** Data supplied follows **

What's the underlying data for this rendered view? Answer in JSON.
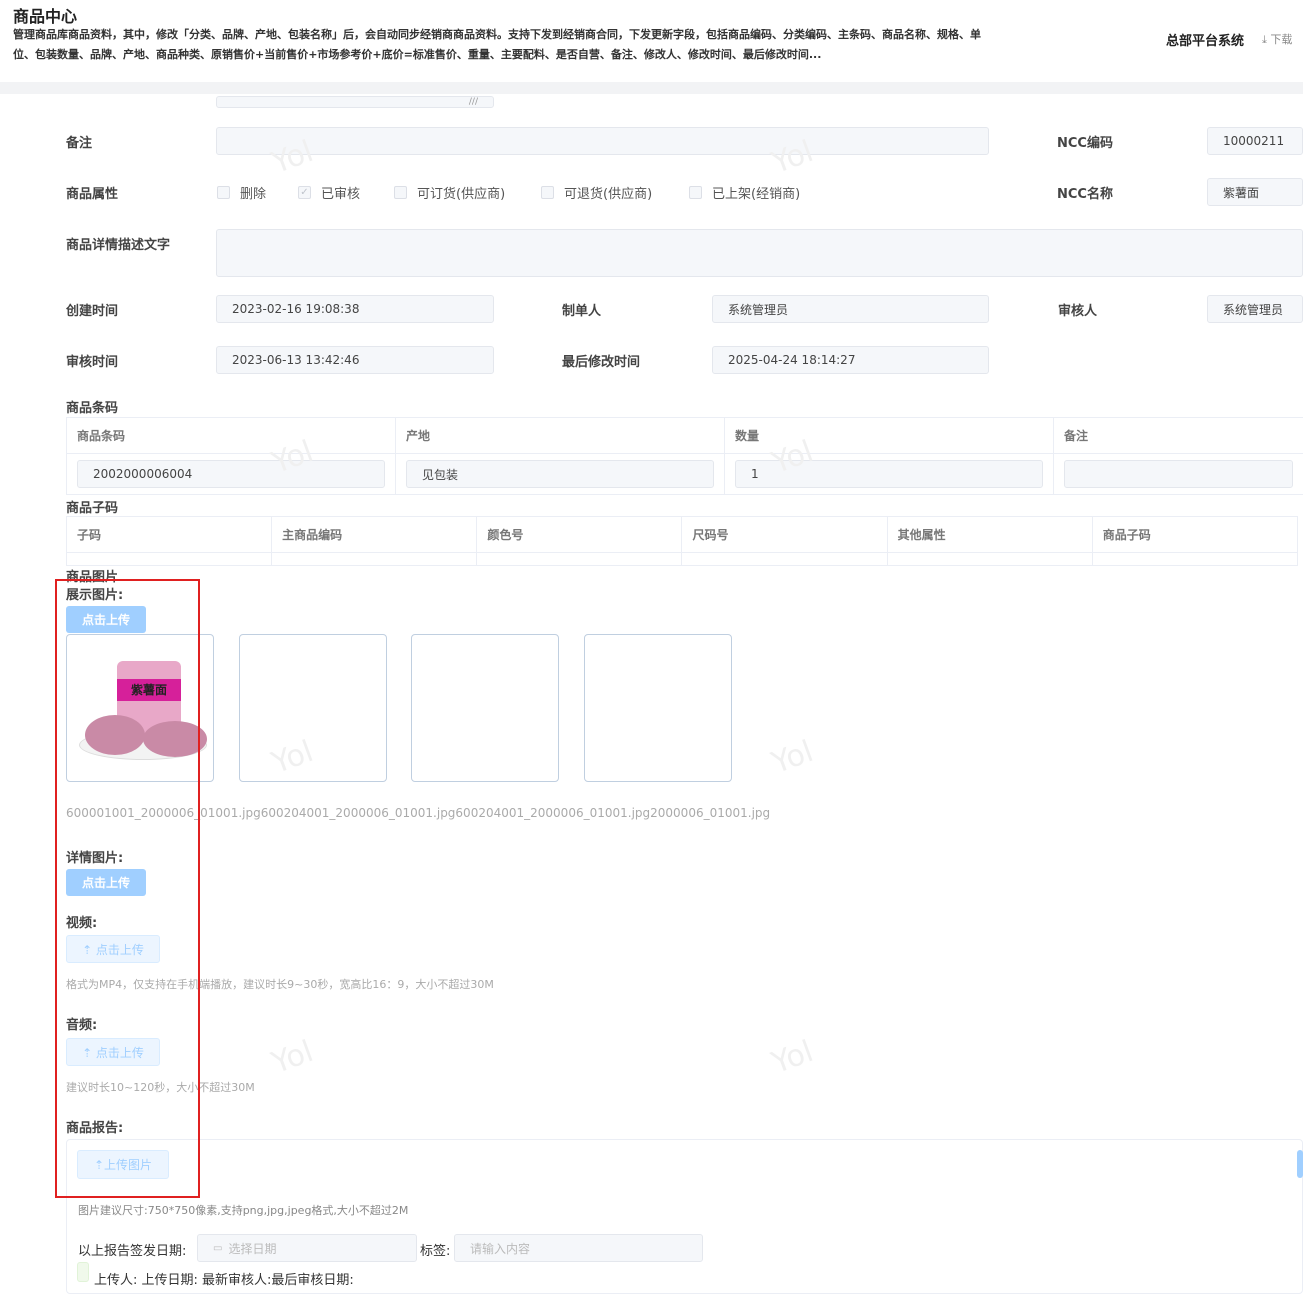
{
  "header": {
    "title": "商品中心",
    "description": "管理商品库商品资料，其中，修改「分类、品牌、产地、包装名称」后，会自动同步经销商商品资料。支持下发到经销商合同，下发更新字段，包括商品编码、分类编码、主条码、商品名称、规格、单位、包装数量、品牌、产地、商品种类、原销售价+当前售价+市场参考价+底价=标准售价、重量、主要配料、是否自营、备注、修改人、修改时间、最后修改时间...",
    "system": "总部平台系统",
    "download": "⤓ 下载"
  },
  "form": {
    "remark_label": "备注",
    "remark_value": "",
    "ncc_code_label": "NCC编码",
    "ncc_code_value": "10000211",
    "attr_label": "商品属性",
    "attrs": [
      {
        "label": "删除",
        "checked": false
      },
      {
        "label": "已审核",
        "checked": true
      },
      {
        "label": "可订货(供应商)",
        "checked": false
      },
      {
        "label": "可退货(供应商)",
        "checked": false
      },
      {
        "label": "已上架(经销商)",
        "checked": false
      }
    ],
    "ncc_name_label": "NCC名称",
    "ncc_name_value": "紫薯面",
    "detail_text_label": "商品详情描述文字",
    "created_label": "创建时间",
    "created_value": "2023-02-16 19:08:38",
    "maker_label": "制单人",
    "maker_value": "系统管理员",
    "auditor_label": "审核人",
    "auditor_value": "系统管理员",
    "audit_time_label": "审核时间",
    "audit_time_value": "2023-06-13 13:42:46",
    "modified_label": "最后修改时间",
    "modified_value": "2025-04-24 18:14:27"
  },
  "barcode": {
    "title": "商品条码",
    "columns": [
      "商品条码",
      "产地",
      "数量",
      "备注"
    ],
    "row": [
      "2002000006004",
      "见包装",
      "1",
      ""
    ]
  },
  "subcode": {
    "title": "商品子码",
    "columns": [
      "子码",
      "主商品编码",
      "颜色号",
      "尺码号",
      "其他属性",
      "商品子码"
    ]
  },
  "images": {
    "title": "商品图片",
    "display_label": "展示图片:",
    "upload": "点击上传",
    "filenames": "600001001_2000006_01001.jpg600204001_2000006_01001.jpg600204001_2000006_01001.jpg2000006_01001.jpg",
    "product_text": "紫薯面",
    "detail_label": "详情图片:",
    "video_label": "视频:",
    "upload_icon": "⇡ 点击上传",
    "video_hint": "格式为MP4，仅支持在手机端播放，建议时长9~30秒，宽高比16：9，大小不超过30M",
    "audio_label": "音频:",
    "audio_hint": "建议时长10~120秒，大小不超过30M"
  },
  "report": {
    "label": "商品报告:",
    "upload": "⇡上传图片",
    "hint": "图片建议尺寸:750*750像素,支持png,jpg,jpeg格式,大小不超过2M",
    "date_label": "以上报告签发日期:",
    "date_placeholder": "选择日期",
    "tag_label": "标签:",
    "tag_placeholder": "请输入内容",
    "meta": "上传人: 上传日期: 最新审核人:最后审核日期:"
  },
  "watermark": "Yol",
  "colors": {
    "accent": "#a0cfff",
    "highlight": "#e02020"
  }
}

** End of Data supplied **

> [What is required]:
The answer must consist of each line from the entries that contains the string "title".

> [Result of this task]:
    "title": "商品中心",
    "title": "商品条码",
    "title": "商品子码",
    "title": "商品图片",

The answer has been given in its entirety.